At the original tumour site, cancer cells cause connective-tissue cells called fibroblasts to stiffen the surrounding tissue. This enables cancer cells to grip to it- allowing them to tunnel through to the blood stream and spread around the body. Now, researchers have discovered a new way to potentially ‘fence in’ the tumour and help stop cancer cells from spreading, according to a study published in EMBO Reports.
The research team showed that adding experimental drugs can reprogramme fibroblasts and stop them from 'stiffening' the tissue around tumours. This healthy tissue trapped the cancer cells, blocking their movement away from the tumour.
Targeting fibroblasts in mice reduced the movement of cancer cells from the tumour to the lungs and liver through the blood stream. As the fibroblasts are present in all solid tumours, the findings may be relevant to many different cancer types.

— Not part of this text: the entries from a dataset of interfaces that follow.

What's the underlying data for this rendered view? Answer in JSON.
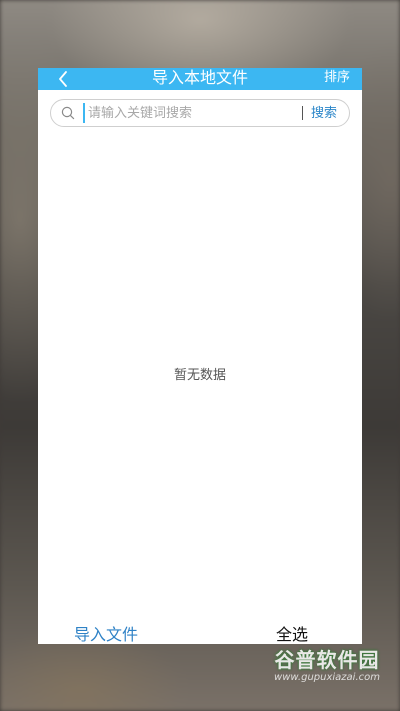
{
  "header": {
    "title": "导入本地文件",
    "sort_label": "排序",
    "back_icon": "chevron-left-icon",
    "background_color": "#3cb7f2"
  },
  "search": {
    "placeholder": "请输入关键词搜索",
    "value": "",
    "button_label": "搜索",
    "icon": "search-icon"
  },
  "content": {
    "empty_text": "暂无数据"
  },
  "footer": {
    "import_label": "导入文件",
    "select_all_label": "全选",
    "import_color": "#2f82c6"
  },
  "watermark": {
    "logo_text": "谷普软件园",
    "url": "www.gupuxiazai.com"
  }
}
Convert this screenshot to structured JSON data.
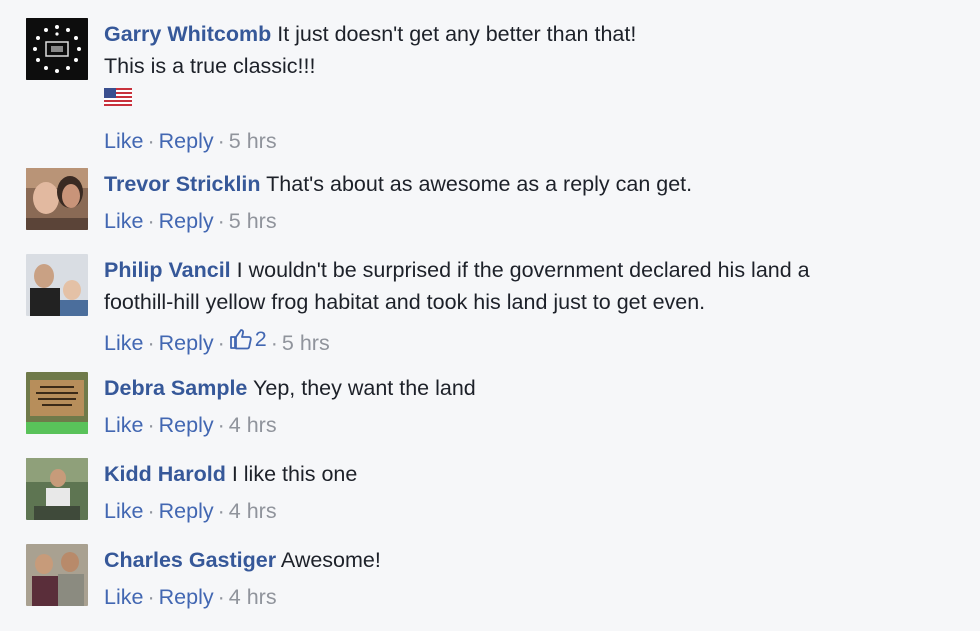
{
  "comments": [
    {
      "author": "Garry Whitcomb",
      "text": "It just doesn't get any better than that!",
      "text2": "This is a true classic!!!",
      "has_flag": true,
      "like_label": "Like",
      "reply_label": "Reply",
      "time": "5 hrs"
    },
    {
      "author": "Trevor Stricklin",
      "text": "That's about as awesome as a reply can get.",
      "like_label": "Like",
      "reply_label": "Reply",
      "time": "5 hrs"
    },
    {
      "author": "Philip Vancil",
      "text": "I wouldn't be surprised if the government declared his land a",
      "text2": "foothill-hill yellow frog habitat and took his land just to get even.",
      "like_label": "Like",
      "reply_label": "Reply",
      "likes": "2",
      "time": "5 hrs"
    },
    {
      "author": "Debra Sample",
      "text": "Yep, they want the land",
      "like_label": "Like",
      "reply_label": "Reply",
      "time": "4 hrs"
    },
    {
      "author": "Kidd Harold",
      "text": "I like this one",
      "like_label": "Like",
      "reply_label": "Reply",
      "time": "4 hrs"
    },
    {
      "author": "Charles Gastiger",
      "text": "Awesome!",
      "like_label": "Like",
      "reply_label": "Reply",
      "time": "4 hrs"
    }
  ],
  "colors": {
    "name": "#365899",
    "link": "#4267b2",
    "meta": "#90949c",
    "background": "#f6f7f9"
  }
}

The researchers got the idea to use a drug that targets a major regulator of cell processes called PHD2. Inhibitors targeting PHD2 are currently in clinical trials for the treatment of anaemia. As development of new drugs is very time consuming and expensive, using an already approved and toxicity-tested drug may significantly speed up the use of the drug for other diseases. The researchers hope this study will push for PHD2 inhibitors to be used in the treatment of cancer patients and encourage the development of even better PHD2 inhibitors.
Based on material originally posted by University of Copenhagen, Biotech Research & Innovation Centre.